From Our CBS Music Sites
Get Breaking News First
HOUSTON (CBS HOUSTON) – Friendships and photos aren’t the only thing influencing Facebook users – a simple message can change voting habits.
In the study conducted on Nov. 2, 2010, a message at the top of users’ newsfeeds changed their voting habits. It was the pictures of the Facebook users’ six closest friends equipped with the message that these people had voted that sent 340,000 more people to the polls on Election Day in 2010.
In the study, 60 million Facebook users received a message including the link to polls, the “I voted” button, and pictures of their closest friends who had also voted. About 600,000 people, or one percent, were randomly assigned to see a modified message that included everything except the pictures of friends. An additional one percent received no Election Day message from Facebook at all to serve as a control group in the study.
The study was done by James Fowler, a UC San Diego political science professor, and Cameron Marlow, Facebook’s head of data science, who found that this social influence may be the best way to increase voting.
Fowler found that the users who received the social message were more likely than others to click on the “I Voted” button.
“I definitely feel more inclined to do something when I see that my friends are engaged in it as well,” USC sophomore Geena Grauman told atvn.org. “You could definitely tell that they were targeting college students to vote. There were ads all the time on MTV and people would post about it on Facebook and Twitter. It was definitely a good reminder to register and vote.”
Friends also have a great deal of influence over voting. The study found that even users who didn’t get a message directly from Facebook still had a higher percentage of voting if their close friends received the message. This was because each time a friend clicked the “I Voted” button a notification would appear in the newsfeed.
“Social influence made all the difference in political mobilization,” Dr. Fowler said in the study. “It’s not the ‘I Voted’ button, or the lapel sticker we’ve all seen that gets out the vote. It’s the person attached to it.”
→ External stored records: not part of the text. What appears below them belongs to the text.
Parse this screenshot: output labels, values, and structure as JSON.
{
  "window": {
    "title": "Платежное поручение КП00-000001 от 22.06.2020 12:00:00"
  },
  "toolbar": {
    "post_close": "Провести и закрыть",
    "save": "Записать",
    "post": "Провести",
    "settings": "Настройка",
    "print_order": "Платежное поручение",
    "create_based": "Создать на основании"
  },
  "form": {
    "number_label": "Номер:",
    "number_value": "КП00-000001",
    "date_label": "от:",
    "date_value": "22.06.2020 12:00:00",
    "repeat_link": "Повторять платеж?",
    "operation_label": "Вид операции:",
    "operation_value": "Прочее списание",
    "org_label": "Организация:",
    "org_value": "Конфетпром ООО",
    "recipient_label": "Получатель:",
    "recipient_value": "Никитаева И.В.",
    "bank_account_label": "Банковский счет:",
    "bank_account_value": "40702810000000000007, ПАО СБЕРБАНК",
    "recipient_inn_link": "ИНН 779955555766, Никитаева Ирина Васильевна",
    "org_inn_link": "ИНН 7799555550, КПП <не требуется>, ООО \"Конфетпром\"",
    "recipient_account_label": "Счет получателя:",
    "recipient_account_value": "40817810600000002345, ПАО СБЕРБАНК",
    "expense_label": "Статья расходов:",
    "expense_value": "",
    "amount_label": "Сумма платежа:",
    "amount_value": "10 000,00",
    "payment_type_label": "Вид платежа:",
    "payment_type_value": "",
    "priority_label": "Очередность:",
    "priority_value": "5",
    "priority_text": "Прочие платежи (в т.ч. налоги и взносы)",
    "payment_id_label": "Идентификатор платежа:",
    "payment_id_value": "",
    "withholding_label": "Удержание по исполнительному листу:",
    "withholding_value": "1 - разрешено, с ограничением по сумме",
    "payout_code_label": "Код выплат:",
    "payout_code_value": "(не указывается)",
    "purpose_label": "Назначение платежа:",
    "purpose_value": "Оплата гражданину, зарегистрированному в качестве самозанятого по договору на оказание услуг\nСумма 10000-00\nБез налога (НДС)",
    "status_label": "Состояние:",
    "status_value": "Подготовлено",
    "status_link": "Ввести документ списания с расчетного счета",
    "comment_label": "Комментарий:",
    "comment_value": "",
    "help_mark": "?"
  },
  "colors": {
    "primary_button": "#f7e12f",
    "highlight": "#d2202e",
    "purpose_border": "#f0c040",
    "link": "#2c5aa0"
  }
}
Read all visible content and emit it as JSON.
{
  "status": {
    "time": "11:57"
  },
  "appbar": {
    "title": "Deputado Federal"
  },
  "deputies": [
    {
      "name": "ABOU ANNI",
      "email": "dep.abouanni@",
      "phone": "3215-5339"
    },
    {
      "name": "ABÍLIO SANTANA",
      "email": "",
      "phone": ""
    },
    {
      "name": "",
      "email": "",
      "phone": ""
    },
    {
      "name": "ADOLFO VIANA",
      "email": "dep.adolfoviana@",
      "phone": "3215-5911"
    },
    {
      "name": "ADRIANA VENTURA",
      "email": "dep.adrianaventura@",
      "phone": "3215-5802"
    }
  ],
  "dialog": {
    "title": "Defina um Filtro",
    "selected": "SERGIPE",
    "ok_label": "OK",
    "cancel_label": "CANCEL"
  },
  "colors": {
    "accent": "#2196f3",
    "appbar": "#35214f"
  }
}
While the number of people who voted due to Facebook is small in relation to the country’s population, Dr. Fowler points out the large scale of the research. This small effect across millions of users spreads to billions of online social network friends, which will create higher numbers.